:: EXERCISE REQUIREMENTS ::
Determine how many lines in the listing below include "source", and answer with only that number.

:: INFORMATION ::
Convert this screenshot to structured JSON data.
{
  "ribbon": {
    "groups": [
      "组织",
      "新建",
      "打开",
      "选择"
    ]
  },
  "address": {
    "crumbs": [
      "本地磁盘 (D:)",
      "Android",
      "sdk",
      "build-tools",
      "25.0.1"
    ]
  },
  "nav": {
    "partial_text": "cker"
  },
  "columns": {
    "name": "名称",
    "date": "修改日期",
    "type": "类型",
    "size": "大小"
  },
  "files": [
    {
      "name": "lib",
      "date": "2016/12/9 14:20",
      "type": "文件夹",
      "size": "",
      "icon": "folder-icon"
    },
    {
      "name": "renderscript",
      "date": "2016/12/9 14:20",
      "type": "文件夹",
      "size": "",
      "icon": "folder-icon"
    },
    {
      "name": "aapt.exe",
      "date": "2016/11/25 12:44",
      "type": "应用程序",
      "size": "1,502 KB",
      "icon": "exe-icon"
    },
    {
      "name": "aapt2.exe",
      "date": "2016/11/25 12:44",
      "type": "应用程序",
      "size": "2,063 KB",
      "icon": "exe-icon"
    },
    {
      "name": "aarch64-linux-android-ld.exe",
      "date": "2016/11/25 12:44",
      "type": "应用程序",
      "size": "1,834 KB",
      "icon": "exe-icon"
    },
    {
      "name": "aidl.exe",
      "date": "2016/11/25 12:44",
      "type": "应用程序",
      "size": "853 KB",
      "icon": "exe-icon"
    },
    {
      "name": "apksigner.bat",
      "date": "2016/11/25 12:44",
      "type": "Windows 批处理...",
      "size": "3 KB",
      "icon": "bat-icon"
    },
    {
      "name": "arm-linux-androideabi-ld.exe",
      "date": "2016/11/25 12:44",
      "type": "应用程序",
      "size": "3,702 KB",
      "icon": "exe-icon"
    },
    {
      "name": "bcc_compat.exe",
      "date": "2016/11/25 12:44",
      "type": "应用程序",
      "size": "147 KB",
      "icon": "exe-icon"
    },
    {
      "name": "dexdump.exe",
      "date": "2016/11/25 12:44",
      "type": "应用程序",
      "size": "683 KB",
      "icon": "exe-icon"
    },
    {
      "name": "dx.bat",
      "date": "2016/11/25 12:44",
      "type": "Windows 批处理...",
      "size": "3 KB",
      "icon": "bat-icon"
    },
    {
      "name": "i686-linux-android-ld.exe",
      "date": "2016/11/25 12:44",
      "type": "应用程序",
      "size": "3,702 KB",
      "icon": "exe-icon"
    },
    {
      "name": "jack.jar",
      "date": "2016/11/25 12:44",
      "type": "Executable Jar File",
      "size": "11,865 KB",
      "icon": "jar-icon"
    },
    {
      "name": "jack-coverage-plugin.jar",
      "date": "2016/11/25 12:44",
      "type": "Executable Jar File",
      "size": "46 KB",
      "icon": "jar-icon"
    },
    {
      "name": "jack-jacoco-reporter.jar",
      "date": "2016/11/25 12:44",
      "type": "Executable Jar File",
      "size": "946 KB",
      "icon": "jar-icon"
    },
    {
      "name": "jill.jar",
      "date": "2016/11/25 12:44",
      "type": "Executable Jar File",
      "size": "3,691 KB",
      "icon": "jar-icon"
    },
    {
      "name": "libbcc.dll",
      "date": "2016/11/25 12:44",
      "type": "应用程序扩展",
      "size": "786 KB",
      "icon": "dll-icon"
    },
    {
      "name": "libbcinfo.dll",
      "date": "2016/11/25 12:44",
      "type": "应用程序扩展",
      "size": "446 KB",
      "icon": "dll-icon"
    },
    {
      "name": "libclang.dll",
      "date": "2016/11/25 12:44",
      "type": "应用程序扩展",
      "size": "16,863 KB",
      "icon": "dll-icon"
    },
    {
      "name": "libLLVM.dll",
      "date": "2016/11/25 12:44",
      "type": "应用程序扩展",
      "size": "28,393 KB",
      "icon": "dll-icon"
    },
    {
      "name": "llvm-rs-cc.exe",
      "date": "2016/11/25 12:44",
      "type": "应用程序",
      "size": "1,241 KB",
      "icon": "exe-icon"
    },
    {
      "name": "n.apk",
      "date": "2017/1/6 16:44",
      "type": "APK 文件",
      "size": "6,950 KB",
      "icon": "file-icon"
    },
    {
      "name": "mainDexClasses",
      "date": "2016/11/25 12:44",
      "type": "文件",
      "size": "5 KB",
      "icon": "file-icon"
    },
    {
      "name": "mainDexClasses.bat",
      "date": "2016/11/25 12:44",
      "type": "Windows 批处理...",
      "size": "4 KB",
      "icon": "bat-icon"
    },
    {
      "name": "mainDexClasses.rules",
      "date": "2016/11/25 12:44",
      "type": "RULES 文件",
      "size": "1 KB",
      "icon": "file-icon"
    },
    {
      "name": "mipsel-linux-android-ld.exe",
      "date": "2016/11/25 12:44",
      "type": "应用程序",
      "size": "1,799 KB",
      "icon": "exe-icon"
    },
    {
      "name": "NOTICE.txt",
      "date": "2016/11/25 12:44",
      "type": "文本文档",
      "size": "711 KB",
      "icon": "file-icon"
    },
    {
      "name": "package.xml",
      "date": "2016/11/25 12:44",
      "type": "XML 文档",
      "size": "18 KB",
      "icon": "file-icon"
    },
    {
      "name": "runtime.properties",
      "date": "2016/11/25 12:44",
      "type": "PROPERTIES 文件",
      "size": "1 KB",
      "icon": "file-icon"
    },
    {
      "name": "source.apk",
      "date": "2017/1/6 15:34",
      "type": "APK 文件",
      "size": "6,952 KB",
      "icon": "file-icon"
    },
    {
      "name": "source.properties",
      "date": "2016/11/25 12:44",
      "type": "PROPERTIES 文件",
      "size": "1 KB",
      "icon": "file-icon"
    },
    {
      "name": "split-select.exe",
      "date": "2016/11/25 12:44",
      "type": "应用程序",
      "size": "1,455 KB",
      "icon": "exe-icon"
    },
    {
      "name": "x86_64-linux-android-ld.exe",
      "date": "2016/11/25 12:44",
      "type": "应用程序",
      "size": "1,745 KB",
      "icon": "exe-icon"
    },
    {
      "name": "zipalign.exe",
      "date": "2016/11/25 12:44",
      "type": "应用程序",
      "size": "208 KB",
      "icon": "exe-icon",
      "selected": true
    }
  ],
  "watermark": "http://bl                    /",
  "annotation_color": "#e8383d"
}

:: RESPONSE AREA ::
2